“Hey chaps, it’s getting a bit dark in here!”. According to Prof L this is what surgeons occasionally had to tell anaesthetists “back in the day”. This was before various equipment existed or was widely available to accurately and easily measure oxygen levels in a patient’s blood stream during surgery. A surgeon had an immediate view of “in here” – a surgical site with its viscera or muscle tissue. He (or occasionally she) would sometimes have to helpfully pipe up and tell the anaesthetist that the patient’s insides were starting to turn blue. More dark than healthier reddish hues.
Prof L mentioned this anecdote at a small faculty event while he was quietly regaling a group of registrars (qualified doctors training to become specialists, known in north America known as residents). A spritely, chatty emeritus professor in his seventies, he enjoyed striking up conversation and creating rapport with his younger medical colleagues. around how some aspects medicine were practiced “in his day”. He was just having fun, sharing humorous stories about how things were different “back then”. Being a specialist doctor required paying attention to life and death matters in ways that were different from the present.
When I heard Prof L’s account, my mind conjured up a slightly comical image of an anaesthetist saying “ooh!”, perhaps begrudgingly muttering a thanks to his colleague, and hurriedly cranking up a knob regulating oxygen flow.

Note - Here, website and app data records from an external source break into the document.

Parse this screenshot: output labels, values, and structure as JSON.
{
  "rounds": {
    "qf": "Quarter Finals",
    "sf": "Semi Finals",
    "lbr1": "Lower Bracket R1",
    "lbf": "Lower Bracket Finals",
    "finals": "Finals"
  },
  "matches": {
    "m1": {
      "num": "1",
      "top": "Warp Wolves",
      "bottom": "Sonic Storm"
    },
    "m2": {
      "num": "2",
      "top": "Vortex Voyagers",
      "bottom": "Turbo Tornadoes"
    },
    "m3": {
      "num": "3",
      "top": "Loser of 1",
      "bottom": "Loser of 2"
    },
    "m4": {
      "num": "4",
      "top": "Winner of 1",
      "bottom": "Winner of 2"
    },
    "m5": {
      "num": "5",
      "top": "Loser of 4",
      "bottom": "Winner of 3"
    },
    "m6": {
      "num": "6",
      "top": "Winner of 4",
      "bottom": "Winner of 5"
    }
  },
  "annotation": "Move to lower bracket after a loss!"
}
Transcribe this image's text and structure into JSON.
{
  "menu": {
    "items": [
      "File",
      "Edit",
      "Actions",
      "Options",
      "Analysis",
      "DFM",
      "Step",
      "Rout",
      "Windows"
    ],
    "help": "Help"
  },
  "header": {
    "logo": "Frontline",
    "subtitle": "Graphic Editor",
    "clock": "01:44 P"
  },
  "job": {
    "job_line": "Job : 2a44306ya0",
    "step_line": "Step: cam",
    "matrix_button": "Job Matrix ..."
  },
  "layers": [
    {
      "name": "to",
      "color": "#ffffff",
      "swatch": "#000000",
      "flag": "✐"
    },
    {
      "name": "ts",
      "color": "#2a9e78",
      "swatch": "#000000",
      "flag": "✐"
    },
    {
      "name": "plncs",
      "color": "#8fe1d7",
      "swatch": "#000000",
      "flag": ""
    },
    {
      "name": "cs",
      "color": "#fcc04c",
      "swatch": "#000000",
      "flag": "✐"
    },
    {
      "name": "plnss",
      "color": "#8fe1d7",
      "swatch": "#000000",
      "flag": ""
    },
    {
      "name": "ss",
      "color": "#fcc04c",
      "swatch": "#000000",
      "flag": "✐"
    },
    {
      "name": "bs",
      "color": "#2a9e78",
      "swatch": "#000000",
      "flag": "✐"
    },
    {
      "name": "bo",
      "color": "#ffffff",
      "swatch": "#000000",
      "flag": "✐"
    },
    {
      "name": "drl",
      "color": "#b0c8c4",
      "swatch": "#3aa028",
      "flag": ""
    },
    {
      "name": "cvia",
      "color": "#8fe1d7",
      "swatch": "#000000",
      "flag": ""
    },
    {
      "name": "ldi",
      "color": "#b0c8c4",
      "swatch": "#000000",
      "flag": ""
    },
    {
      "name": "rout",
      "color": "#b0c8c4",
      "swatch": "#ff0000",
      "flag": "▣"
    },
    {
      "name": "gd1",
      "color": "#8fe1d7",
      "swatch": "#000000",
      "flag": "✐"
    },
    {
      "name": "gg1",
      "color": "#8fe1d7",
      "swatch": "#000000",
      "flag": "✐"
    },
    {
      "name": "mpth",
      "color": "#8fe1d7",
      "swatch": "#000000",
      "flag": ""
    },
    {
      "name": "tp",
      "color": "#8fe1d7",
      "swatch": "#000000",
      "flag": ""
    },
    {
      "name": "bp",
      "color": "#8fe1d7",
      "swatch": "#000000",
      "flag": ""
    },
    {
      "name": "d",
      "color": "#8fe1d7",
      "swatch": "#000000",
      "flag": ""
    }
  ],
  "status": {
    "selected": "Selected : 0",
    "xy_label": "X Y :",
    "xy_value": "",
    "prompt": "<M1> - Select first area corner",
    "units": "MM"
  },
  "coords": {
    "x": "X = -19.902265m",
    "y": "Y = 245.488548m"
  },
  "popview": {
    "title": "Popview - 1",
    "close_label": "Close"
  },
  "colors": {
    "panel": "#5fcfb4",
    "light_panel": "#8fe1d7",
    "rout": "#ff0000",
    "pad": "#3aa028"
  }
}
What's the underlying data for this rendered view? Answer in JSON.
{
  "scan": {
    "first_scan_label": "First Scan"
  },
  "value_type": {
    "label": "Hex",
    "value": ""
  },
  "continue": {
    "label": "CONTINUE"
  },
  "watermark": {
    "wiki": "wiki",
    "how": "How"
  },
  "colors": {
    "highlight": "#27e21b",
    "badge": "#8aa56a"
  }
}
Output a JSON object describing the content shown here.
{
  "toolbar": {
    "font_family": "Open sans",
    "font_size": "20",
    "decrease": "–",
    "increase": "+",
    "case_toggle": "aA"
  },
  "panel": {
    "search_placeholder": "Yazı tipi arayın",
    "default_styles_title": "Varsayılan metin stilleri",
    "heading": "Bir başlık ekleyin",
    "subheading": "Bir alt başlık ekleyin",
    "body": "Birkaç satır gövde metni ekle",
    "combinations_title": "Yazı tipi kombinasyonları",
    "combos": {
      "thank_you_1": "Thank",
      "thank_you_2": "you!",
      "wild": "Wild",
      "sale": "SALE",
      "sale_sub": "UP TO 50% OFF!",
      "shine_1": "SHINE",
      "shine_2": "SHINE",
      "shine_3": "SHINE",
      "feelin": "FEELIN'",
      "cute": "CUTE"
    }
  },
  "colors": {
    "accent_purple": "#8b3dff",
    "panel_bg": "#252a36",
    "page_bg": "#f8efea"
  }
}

A near miss was part of a day’s work according to the professor. And, several bouts of fieldwork among healthcare practitioners indicated to me that while equipment may have improved and multiplied, oxygen-related close calls were certainly not only problems of yesteryear.
As an ethnographer of doctors’ institutional lives, I was an outsider, a layperson, in the clinical world. But it was exciting for me to rub up against the everyday work of medical responsibility, of being so close to the demise, or timely saving, of a human life. I was often intrigued by the nonchalant way in which my interlocutors would use words like “resus”, as in “resuscitation”. I’m not suggesting that resuscitation and oxygen-deprivation is something all doctors deal with every day, certainly not in all clinical fields. But this work is not unfamiliar, it is part of the job, they are required to develop technical expertise to deal with this. For most of us layfolk, the impairment or even cessation of breathing is a more exceptional event. (Or at least it was once.)
This illustrated essay brings together reflections on fieldwork with clinicians at Johannesburg’s public teaching hospitals. I mull over my peculiar fascination about, and even envy of, the responsibility and thrill of my interlocutors’ interventions in breathing and mortality. Revisiting a set of artworks, pencil rubbings, provides a visual means to illustrate and contemplate the limitation of fieldworker’s insight, and the ability only to rub up against and imagine this kind of work. Describing frustration at my distance from the clinical world as the COVID crisis unfolded I simultaneously recalibrate my fascination during this period, which is distinctive from doctors’ more usual professional pressures and the tropes of crisis they traditionally use to describe the public healthcare system